Federal agencies are required to take several steps to allow certain regulations to be reviewed and approved by a department or agency head appointed by President Trump prior to implementation. First, all new regulations must be reviewed and approved by a department head before publication in the Federal Register. In addition, all new regulations sent for publication in the Federal Register under the prior administration but not yet published must be immediately withdrawn for review and approval. This memorandum is consistent with those from prior administrations. See, for example, memos from the Clinton Administration, G.W. Bush Administration and Obama Administration.
Regulations published in the Federal Register before January 20 but not yet in effect will have their effective date temporarily postponed by 60 days (starting January 20) to allow time to review questions of fact, law and policy. The White House also suggests proposing an additional notice-and-comment rulemaking during the delay.
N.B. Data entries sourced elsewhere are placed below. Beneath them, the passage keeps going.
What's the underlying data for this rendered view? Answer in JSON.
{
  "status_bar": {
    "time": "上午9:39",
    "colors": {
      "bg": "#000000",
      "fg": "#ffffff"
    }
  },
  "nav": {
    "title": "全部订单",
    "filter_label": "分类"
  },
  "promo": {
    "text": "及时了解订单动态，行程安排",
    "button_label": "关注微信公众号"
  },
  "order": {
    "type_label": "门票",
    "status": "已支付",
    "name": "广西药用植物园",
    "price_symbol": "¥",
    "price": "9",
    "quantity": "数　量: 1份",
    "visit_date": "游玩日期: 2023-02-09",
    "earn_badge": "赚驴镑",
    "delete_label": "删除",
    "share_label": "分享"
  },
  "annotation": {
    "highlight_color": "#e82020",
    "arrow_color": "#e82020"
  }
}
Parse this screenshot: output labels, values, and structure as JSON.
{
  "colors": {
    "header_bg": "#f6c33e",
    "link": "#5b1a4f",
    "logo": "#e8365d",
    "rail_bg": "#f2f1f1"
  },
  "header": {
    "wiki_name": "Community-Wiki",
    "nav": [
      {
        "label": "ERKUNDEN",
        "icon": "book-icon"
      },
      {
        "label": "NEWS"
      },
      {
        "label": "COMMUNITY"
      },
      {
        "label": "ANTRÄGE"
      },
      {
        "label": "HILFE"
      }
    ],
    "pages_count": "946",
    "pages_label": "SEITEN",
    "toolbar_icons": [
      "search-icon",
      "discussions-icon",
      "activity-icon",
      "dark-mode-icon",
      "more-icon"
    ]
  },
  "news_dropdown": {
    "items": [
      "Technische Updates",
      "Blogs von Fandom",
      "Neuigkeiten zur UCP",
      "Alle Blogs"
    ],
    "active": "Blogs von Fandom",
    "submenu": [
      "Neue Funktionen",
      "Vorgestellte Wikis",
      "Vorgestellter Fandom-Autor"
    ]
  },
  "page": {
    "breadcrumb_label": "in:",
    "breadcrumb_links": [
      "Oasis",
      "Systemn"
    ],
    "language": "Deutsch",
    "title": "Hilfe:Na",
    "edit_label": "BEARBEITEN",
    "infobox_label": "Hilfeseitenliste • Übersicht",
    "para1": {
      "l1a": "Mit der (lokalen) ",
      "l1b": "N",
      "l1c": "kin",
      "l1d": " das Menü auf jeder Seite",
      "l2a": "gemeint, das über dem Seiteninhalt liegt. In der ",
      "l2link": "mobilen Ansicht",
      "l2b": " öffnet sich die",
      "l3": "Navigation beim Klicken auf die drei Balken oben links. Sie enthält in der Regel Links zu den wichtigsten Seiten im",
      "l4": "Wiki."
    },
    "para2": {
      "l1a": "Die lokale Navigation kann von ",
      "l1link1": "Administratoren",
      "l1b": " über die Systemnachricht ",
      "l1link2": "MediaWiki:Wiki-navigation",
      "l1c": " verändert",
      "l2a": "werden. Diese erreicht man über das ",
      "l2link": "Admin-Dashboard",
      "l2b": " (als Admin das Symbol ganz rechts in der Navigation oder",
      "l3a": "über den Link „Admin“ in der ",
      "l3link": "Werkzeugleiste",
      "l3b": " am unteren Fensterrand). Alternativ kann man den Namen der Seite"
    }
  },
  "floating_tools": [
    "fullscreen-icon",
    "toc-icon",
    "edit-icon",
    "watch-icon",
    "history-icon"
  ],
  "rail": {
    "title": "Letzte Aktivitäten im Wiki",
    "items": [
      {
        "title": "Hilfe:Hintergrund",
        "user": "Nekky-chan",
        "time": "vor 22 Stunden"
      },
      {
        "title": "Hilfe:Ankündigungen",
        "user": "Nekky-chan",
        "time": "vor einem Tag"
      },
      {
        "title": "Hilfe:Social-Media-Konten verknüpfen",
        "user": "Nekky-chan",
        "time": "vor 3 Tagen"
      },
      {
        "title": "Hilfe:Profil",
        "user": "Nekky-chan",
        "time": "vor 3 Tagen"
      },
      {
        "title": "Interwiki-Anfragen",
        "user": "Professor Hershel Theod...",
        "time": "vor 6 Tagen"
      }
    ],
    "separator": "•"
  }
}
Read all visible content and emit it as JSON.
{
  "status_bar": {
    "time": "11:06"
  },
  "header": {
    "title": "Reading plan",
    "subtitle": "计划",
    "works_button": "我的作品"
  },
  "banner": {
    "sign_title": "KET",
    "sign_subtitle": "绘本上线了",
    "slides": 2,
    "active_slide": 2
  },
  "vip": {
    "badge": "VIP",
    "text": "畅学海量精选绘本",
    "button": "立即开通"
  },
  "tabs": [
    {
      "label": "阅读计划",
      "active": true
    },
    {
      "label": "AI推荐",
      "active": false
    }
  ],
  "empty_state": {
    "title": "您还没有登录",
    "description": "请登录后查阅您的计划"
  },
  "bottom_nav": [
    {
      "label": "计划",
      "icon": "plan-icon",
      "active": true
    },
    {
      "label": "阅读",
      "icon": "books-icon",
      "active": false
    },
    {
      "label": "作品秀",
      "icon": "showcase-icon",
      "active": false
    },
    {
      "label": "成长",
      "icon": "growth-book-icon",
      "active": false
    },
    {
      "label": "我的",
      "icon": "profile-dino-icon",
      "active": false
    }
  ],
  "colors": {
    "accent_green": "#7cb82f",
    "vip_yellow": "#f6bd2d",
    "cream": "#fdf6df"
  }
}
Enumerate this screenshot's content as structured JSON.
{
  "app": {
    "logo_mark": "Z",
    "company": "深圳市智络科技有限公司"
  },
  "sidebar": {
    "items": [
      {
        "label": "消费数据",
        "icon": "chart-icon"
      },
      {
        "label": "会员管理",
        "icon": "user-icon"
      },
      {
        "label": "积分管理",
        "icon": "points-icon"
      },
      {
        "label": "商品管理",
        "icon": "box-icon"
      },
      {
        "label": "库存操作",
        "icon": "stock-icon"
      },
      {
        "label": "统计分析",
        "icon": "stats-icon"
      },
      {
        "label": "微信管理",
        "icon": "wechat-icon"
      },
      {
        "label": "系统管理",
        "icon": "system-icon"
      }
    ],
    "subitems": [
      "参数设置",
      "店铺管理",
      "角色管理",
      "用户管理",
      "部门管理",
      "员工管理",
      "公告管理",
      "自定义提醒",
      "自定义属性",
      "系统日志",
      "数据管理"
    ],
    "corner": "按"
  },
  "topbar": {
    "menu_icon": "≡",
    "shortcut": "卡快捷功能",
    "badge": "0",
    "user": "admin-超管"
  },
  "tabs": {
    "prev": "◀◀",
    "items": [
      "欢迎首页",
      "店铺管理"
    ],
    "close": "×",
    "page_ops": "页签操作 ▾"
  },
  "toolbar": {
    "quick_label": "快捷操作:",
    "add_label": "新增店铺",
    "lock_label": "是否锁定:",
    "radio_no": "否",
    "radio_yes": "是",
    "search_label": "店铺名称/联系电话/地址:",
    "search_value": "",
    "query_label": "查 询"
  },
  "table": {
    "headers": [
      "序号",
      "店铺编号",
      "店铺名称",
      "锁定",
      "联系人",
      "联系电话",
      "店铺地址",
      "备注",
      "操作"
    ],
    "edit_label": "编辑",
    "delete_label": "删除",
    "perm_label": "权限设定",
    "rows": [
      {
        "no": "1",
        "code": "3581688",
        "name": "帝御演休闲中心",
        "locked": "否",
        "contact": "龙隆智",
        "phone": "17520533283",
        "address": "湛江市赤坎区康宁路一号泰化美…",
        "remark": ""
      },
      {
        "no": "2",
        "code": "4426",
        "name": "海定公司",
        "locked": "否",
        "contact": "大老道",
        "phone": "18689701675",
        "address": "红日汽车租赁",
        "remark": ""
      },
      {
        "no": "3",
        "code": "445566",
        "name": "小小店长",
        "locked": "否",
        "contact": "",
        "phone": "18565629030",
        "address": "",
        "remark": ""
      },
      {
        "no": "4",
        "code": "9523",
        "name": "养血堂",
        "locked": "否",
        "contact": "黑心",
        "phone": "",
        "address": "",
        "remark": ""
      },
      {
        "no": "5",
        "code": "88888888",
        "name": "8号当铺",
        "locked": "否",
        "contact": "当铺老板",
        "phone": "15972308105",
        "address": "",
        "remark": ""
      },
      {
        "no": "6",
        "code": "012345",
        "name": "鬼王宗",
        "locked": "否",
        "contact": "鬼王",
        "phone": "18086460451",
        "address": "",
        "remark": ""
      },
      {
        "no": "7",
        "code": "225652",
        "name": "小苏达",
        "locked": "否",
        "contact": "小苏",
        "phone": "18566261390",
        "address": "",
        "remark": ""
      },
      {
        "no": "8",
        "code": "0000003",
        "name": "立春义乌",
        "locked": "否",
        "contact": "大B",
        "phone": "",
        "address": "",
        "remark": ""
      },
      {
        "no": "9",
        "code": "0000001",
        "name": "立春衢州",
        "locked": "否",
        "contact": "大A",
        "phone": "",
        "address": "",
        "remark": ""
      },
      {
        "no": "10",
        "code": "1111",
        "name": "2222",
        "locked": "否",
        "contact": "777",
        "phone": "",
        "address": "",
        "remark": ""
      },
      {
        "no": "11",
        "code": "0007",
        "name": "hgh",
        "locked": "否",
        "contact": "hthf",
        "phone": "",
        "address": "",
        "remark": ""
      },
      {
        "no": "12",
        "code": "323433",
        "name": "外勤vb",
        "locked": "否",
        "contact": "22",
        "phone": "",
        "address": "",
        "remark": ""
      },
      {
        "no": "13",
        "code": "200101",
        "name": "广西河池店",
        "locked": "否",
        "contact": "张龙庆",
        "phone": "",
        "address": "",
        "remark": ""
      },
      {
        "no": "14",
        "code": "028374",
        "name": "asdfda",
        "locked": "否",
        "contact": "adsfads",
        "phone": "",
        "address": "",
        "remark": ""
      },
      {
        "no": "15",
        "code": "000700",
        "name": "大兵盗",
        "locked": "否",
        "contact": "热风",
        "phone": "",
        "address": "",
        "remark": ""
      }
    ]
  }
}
This freeze will likely not significantly impact the Department of Education’s recent major rulemakings. The Gainful Employment rule and related guidance are already in effect, and therefore not subject to this freeze. Similarly, the Department’s procedural Borrower Defense to Repayment (BDTR) rule took effective immediately upon publication last week. Though both the full package of BDTR rules and the State Authorization for Distance Education rules were published in 2016, the rules are not yet in effect because of the Department’s Master Calendar requirement. Both rules have effective dates more than 60 days in the future. Thus, even if these rules could fall within the freeze order, the 60-day effective date postponement will not significantly impact their implementation.
Note also that the order appears to capture other guidance documents, such as Dear Colleague Letters. Such guidance will therefore need sign off from a department head appointed by the President before it can be implemented.
The fact that BDTR, Gainful Employment and other key rulemakings are not significantly impacted by this regulatory freeze does not prohibit Congress or the Trump Administration from taking other actions to review, modify or eliminate them.